- _Provided records_
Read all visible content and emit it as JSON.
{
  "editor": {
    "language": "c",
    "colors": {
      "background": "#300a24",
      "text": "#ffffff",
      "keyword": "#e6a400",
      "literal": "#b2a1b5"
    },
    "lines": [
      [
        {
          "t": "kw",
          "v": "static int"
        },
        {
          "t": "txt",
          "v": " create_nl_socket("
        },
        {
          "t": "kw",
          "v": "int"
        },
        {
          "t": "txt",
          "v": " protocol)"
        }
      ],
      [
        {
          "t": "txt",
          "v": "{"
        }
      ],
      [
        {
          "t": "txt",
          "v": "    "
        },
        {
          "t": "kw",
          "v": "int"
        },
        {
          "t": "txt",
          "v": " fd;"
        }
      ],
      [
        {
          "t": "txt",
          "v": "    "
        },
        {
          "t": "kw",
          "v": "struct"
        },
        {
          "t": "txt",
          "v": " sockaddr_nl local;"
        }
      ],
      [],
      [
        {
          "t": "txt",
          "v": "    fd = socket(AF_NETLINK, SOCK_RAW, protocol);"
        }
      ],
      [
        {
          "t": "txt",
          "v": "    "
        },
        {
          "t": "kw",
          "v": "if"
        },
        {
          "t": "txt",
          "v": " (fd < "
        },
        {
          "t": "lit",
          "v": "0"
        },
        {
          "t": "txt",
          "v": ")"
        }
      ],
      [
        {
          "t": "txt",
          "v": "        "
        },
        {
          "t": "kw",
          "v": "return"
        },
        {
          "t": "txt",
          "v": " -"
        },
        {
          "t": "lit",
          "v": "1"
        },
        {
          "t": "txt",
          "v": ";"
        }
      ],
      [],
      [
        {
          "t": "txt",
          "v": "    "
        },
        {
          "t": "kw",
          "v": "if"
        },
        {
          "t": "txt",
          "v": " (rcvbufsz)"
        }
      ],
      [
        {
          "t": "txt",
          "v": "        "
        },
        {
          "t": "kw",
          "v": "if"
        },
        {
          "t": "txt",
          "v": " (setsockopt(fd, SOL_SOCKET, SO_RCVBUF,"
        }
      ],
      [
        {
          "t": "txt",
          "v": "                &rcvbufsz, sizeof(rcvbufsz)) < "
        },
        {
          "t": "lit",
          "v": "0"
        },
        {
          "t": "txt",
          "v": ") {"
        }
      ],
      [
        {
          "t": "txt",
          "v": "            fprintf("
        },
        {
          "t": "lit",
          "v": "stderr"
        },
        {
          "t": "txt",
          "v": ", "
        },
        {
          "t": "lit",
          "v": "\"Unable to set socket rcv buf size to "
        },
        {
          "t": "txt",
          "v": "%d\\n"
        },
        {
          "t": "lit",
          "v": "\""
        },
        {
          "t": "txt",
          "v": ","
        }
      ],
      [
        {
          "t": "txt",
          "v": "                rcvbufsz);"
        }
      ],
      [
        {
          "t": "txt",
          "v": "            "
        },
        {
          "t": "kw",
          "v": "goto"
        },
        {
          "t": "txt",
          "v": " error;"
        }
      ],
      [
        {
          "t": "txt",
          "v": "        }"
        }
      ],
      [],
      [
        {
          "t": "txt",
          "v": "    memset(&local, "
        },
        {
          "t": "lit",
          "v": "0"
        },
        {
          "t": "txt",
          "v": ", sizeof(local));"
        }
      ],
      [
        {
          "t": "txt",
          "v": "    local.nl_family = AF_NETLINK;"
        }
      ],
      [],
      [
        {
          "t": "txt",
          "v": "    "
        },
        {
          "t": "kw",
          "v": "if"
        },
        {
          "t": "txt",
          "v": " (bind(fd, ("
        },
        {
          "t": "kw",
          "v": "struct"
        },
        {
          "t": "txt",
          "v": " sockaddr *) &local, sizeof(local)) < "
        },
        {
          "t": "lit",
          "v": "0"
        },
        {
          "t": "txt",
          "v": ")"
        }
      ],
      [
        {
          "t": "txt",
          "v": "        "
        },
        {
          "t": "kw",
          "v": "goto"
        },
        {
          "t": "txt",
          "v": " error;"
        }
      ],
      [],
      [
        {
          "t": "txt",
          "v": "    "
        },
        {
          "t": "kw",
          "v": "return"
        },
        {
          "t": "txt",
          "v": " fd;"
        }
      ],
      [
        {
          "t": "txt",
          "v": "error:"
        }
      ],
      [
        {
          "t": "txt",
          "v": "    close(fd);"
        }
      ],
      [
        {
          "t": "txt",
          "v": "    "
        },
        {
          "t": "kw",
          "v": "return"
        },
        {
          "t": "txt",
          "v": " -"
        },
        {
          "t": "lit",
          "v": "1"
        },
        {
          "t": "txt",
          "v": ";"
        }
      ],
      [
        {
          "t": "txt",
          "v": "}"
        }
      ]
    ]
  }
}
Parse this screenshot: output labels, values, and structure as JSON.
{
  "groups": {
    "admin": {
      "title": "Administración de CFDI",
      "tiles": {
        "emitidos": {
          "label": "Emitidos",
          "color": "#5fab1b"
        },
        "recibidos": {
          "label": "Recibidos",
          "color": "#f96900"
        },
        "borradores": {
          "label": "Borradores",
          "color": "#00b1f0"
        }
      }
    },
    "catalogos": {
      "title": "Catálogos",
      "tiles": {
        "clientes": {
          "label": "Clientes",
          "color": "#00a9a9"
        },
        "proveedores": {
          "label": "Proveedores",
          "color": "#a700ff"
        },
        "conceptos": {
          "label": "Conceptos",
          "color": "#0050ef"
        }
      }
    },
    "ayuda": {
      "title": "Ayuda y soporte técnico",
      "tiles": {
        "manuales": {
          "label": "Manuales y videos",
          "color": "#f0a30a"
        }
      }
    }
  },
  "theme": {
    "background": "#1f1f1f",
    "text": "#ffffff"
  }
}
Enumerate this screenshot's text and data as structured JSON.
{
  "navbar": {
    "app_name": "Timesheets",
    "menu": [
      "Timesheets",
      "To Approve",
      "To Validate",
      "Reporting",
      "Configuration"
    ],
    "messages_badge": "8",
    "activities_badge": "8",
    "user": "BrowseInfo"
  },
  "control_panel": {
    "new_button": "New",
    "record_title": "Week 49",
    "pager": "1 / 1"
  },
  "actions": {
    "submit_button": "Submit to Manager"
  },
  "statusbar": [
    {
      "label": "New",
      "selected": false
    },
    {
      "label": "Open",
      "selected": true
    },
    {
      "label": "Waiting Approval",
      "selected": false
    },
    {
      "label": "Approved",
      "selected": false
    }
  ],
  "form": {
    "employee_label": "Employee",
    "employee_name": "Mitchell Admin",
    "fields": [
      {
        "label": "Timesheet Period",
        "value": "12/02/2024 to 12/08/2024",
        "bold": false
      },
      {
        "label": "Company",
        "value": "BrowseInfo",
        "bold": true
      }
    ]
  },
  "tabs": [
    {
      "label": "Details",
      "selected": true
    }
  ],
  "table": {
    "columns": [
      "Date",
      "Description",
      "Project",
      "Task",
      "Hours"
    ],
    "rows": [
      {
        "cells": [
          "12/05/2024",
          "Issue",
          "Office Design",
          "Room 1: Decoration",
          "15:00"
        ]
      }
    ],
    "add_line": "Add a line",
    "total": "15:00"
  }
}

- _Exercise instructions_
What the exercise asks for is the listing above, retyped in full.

- _Reply to the task_
Read all visible content and emit it as JSON.
{
  "editor": {
    "language": "c",
    "colors": {
      "background": "#300a24",
      "text": "#ffffff",
      "keyword": "#e6a400",
      "literal": "#b2a1b5"
    },
    "lines": [
      [
        {
          "t": "kw",
          "v": "static int"
        },
        {
          "t": "txt",
          "v": " create_nl_socket("
        },
        {
          "t": "kw",
          "v": "int"
        },
        {
          "t": "txt",
          "v": " protocol)"
        }
      ],
      [
        {
          "t": "txt",
          "v": "{"
        }
      ],
      [
        {
          "t": "txt",
          "v": "    "
        },
        {
          "t": "kw",
          "v": "int"
        },
        {
          "t": "txt",
          "v": " fd;"
        }
      ],
      [
        {
          "t": "txt",
          "v": "    "
        },
        {
          "t": "kw",
          "v": "struct"
        },
        {
          "t": "txt",
          "v": " sockaddr_nl local;"
        }
      ],
      [],
      [
        {
          "t": "txt",
          "v": "    fd = socket(AF_NETLINK, SOCK_RAW, protocol);"
        }
      ],
      [
        {
          "t": "txt",
          "v": "    "
        },
        {
          "t": "kw",
          "v": "if"
        },
        {
          "t": "txt",
          "v": " (fd < "
        },
        {
          "t": "lit",
          "v": "0"
        },
        {
          "t": "txt",
          "v": ")"
        }
      ],
      [
        {
          "t": "txt",
          "v": "        "
        },
        {
          "t": "kw",
          "v": "return"
        },
        {
          "t": "txt",
          "v": " -"
        },
        {
          "t": "lit",
          "v": "1"
        },
        {
          "t": "txt",
          "v": ";"
        }
      ],
      [],
      [
        {
          "t": "txt",
          "v": "    "
        },
        {
          "t": "kw",
          "v": "if"
        },
        {
          "t": "txt",
          "v": " (rcvbufsz)"
        }
      ],
      [
        {
          "t": "txt",
          "v": "        "
        },
        {
          "t": "kw",
          "v": "if"
        },
        {
          "t": "txt",
          "v": " (setsockopt(fd, SOL_SOCKET, SO_RCVBUF,"
        }
      ],
      [
        {
          "t": "txt",
          "v": "                &rcvbufsz, sizeof(rcvbufsz)) < "
        },
        {
          "t": "lit",
          "v": "0"
        },
        {
          "t": "txt",
          "v": ") {"
        }
      ],
      [
        {
          "t": "txt",
          "v": "            fprintf("
        },
        {
          "t": "lit",
          "v": "stderr"
        },
        {
          "t": "txt",
          "v": ", "
        },
        {
          "t": "lit",
          "v": "\"Unable to set socket rcv buf size to "
        },
        {
          "t": "txt",
          "v": "%d\\n"
        },
        {
          "t": "lit",
          "v": "\""
        },
        {
          "t": "txt",
          "v": ","
        }
      ],
      [
        {
          "t": "txt",
          "v": "                rcvbufsz);"
        }
      ],
      [
        {
          "t": "txt",
          "v": "            "
        },
        {
          "t": "kw",
          "v": "goto"
        },
        {
          "t": "txt",
          "v": " error;"
        }
      ],
      [
        {
          "t": "txt",
          "v": "        }"
        }
      ],
      [],
      [
        {
          "t": "txt",
          "v": "    memset(&local, "
        },
        {
          "t": "lit",
          "v": "0"
        },
        {
          "t": "txt",
          "v": ", sizeof(local));"
        }
      ],
      [
        {
          "t": "txt",
          "v": "    local.nl_family = AF_NETLINK;"
        }
      ],
      [],
      [
        {
          "t": "txt",
          "v": "    "
        },
        {
          "t": "kw",
          "v": "if"
        },
        {
          "t": "txt",
          "v": " (bind(fd, ("
        },
        {
          "t": "kw",
          "v": "struct"
        },
        {
          "t": "txt",
          "v": " sockaddr *) &local, sizeof(local)) < "
        },
        {
          "t": "lit",
          "v": "0"
        },
        {
          "t": "txt",
          "v": ")"
        }
      ],
      [
        {
          "t": "txt",
          "v": "        "
        },
        {
          "t": "kw",
          "v": "goto"
        },
        {
          "t": "txt",
          "v": " error;"
        }
      ],
      [],
      [
        {
          "t": "txt",
          "v": "    "
        },
        {
          "t": "kw",
          "v": "return"
        },
        {
          "t": "txt",
          "v": " fd;"
        }
      ],
      [
        {
          "t": "txt",
          "v": "error:"
        }
      ],
      [
        {
          "t": "txt",
          "v": "    close(fd);"
        }
      ],
      [
        {
          "t": "txt",
          "v": "    "
        },
        {
          "t": "kw",
          "v": "return"
        },
        {
          "t": "txt",
          "v": " -"
        },
        {
          "t": "lit",
          "v": "1"
        },
        {
          "t": "txt",
          "v": ";"
        }
      ],
      [
        {
          "t": "txt",
          "v": "}"
        }
      ]
    ]
  }
}
Parse this screenshot: output labels, values, and structure as JSON.
{
  "groups": {
    "admin": {
      "title": "Administración de CFDI",
      "tiles": {
        "emitidos": {
          "label": "Emitidos",
          "color": "#5fab1b"
        },
        "recibidos": {
          "label": "Recibidos",
          "color": "#f96900"
        },
        "borradores": {
          "label": "Borradores",
          "color": "#00b1f0"
        }
      }
    },
    "catalogos": {
      "title": "Catálogos",
      "tiles": {
        "clientes": {
          "label": "Clientes",
          "color": "#00a9a9"
        },
        "proveedores": {
          "label": "Proveedores",
          "color": "#a700ff"
        },
        "conceptos": {
          "label": "Conceptos",
          "color": "#0050ef"
        }
      }
    },
    "ayuda": {
      "title": "Ayuda y soporte técnico",
      "tiles": {
        "manuales": {
          "label": "Manuales y videos",
          "color": "#f0a30a"
        }
      }
    }
  },
  "theme": {
    "background": "#1f1f1f",
    "text": "#ffffff"
  }
}
Enumerate this screenshot's text and data as structured JSON.
{
  "navbar": {
    "app_name": "Timesheets",
    "menu": [
      "Timesheets",
      "To Approve",
      "To Validate",
      "Reporting",
      "Configuration"
    ],
    "messages_badge": "8",
    "activities_badge": "8",
    "user": "BrowseInfo"
  },
  "control_panel": {
    "new_button": "New",
    "record_title": "Week 49",
    "pager": "1 / 1"
  },
  "actions": {
    "submit_button": "Submit to Manager"
  },
  "statusbar": [
    {
      "label": "New",
      "selected": false
    },
    {
      "label": "Open",
      "selected": true
    },
    {
      "label": "Waiting Approval",
      "selected": false
    },
    {
      "label": "Approved",
      "selected": false
    }
  ],
  "form": {
    "employee_label": "Employee",
    "employee_name": "Mitchell Admin",
    "fields": [
      {
        "label": "Timesheet Period",
        "value": "12/02/2024 to 12/08/2024",
        "bold": false
      },
      {
        "label": "Company",
        "value": "BrowseInfo",
        "bold": true
      }
    ]
  },
  "tabs": [
    {
      "label": "Details",
      "selected": true
    }
  ],
  "table": {
    "columns": [
      "Date",
      "Description",
      "Project",
      "Task",
      "Hours"
    ],
    "rows": [
      {
        "cells": [
          "12/05/2024",
          "Issue",
          "Office Design",
          "Room 1: Decoration",
          "15:00"
        ]
      }
    ],
    "add_line": "Add a line",
    "total": "15:00"
  }
}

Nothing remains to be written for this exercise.